We Love Soaps: When we met at the Cramer Lunch, we discussed honoring Constance Ford on We Love Soaps Top 50 Actress List. Tell me about Constance.
Robin Strasser: I’m going to take you back to 1965. As I remember, it was around April 1st, no fooling. I had done a year at Yale Drama School, right out of the High School For The Performing Arts. I won a regent scholarship, I could have gone to any academic school in New York state tuition, free. I did one year at Yale, then was understudying and taking over a part on Broadway. At one of these shows I had come back from one of these four auditions for a daytime serial. I show up in my dressing room and some of the other actresses asked, “What did you do?” I said, “I auditioned for a daytime soap but I’m telling my agent no more soap auditions. I’m never going to get one, I’m not the type they want.” The stage manager said, “There’s a telephone call for you, Robin.” It was my stage agent and it was ANOTHER WORLD saying I was cast as Rachel, I was being offered a five year contract.
Of course, it was cancelable every 13 weeks by them. Screaming and celebration ensued! The [Broadway] show was The Impossible Years, I was playing the ingenue lead in that with Sam Levine. I had replaced, interestingly enough, Jane Elliot in that role. Neither one of us knew we would become daytime divas of the future. We were hard working theater ingenues.
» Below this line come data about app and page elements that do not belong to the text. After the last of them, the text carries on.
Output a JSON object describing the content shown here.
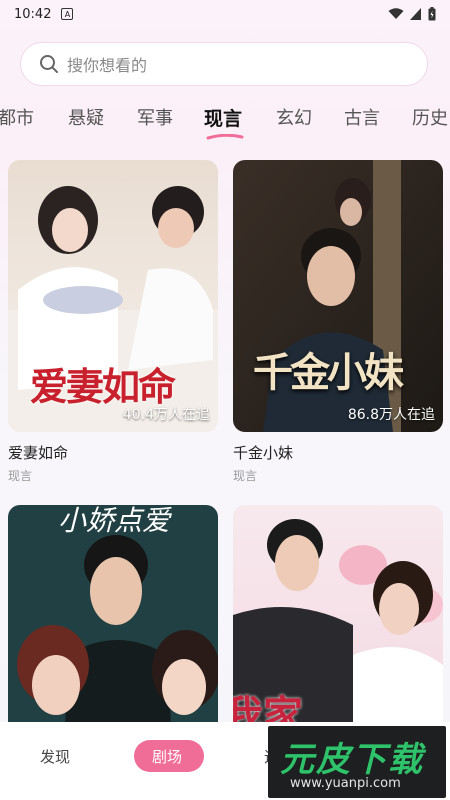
{
  "status_bar": {
    "time": "10:42",
    "app_icon_glyph": "A"
  },
  "search": {
    "placeholder": "搜你想看的"
  },
  "tabs": [
    {
      "label": "都市"
    },
    {
      "label": "悬疑"
    },
    {
      "label": "军事"
    },
    {
      "label": "现言",
      "active": true
    },
    {
      "label": "玄幻"
    },
    {
      "label": "古言"
    },
    {
      "label": "历史"
    }
  ],
  "cards": [
    {
      "poster_title": "爱妻如命",
      "viewers": "40.4万人在追",
      "title": "爱妻如命",
      "genre": "现言"
    },
    {
      "poster_title": "千金小妹",
      "viewers": "86.8万人在追",
      "title": "千金小妹",
      "genre": "现言"
    },
    {
      "poster_title": "小娇点爱"
    },
    {
      "poster_title": "我家"
    }
  ],
  "bottom_nav": {
    "items": [
      {
        "label": "发现"
      },
      {
        "label": "剧场",
        "active": true
      },
      {
        "label": "追"
      }
    ]
  },
  "watermark": {
    "title": "元皮下载",
    "url": "www.yuanpi.com"
  },
  "colors": {
    "accent": "#f06d98",
    "watermark_green": "#2ec36a"
  }
}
In those days [the soaps] were live. It’s that long ago. The day before there was a pre-rehearsal for what you would call in the theater a table read. Everybody sits around a table, you read through it with some feeling. You get cuts, you get an idea of where you’re going to be in terms of movement. And I met this stunning woman. Physically, Constance Ford had a presence that I came to synthesize as star quality. She was awfully gorgeous. A lot of light around her. She had beautiful skin, beautiful hair, and a sharp sense of humor, wit, and brooked no fools. I was taken to her immediately but it was not in the sense of feeling oh-so-secure, safe, or heaven forbid, complacent. I sensed immediately that only my "A" game [would be acceptable]. To this day I’m that kind of person. You show up, but don’t even go if you’re not bringing your A-game. Her standards were extremely high.
It took a long time...[pause] I’m going to get emotional...for me to figure out how much she really cared about me. Not because she wasn’t nice. But I guess in a sense she was bringing me up correctly. She had to teach me everything without seeming to be taking me by the hand or lecturing me. I was playing her daughter. Connie taught me everything I know about daytime acting. On some level I didn’t even know it was happening. She just grabbed a hold of me and we created that family. Luckily, two or three people have sent me old tapes of that show. I never watched it. About ten years ago I watched Constance, me, Jordan Charney [Sam Lucas on AW], and I said, “Oh my goodness, no wonder this show was so popular!” In and of it’s day, in many ways, there was a pace to it. A lot of heart, but no sentimentality.
Constance set the bar high for all of us. She also had this elegance about what she was going to wear. We were supposed to be poor, poor. But there was still elegance with the way she would buckle a belt. She had long long legs. I left that show twice, at that time it was about following my husband’s career, I was clueless. It was the late 60’s what did we know? She gave me this picture and it was of Constance, beautifully lit, standing on her tiptoes. Barelegged in a man’s white shirt, sleeves rolled up, on tiptoes, and there is a sweater she is holding over her shoulder. She hands it to me and I’m like “Wow, Connie, this is gorgeous.” She says with this secret sweet smile, “That’s Rock Hudson’s sweater.” She signed it, “Think, Star.”
That was when I left the first time. I think she got a little impatient when I left the second time. But she gave me this beautiful bracelet from Cartier’s that I still have. I just adored her. She taught me how to work. She would never have accepted anything but my being a hard worker. I’m so fortunate because that was my calling anyway—to take it very very seriously and to give it my all. How lucky I am that the universe sent me Constance Ford to me as my creative and professional mother.
We Love Soaps: Many of your co-stars have described you in the same way, they can only bring their A-game into a scene with you.
Robin Strasser: Well, then I’m mightily flattered. If it means I can honor, if I can channel Connie, I’m moved to tears.
Damon L. Jacobs is a Marriage Family Therapist practicing in New York City, and the author of "Absolutely Should-less: The Secret to Living the Stress-Free Life You Deserve". He is re-imagining a world without "shoulds" at www.shouldless.com.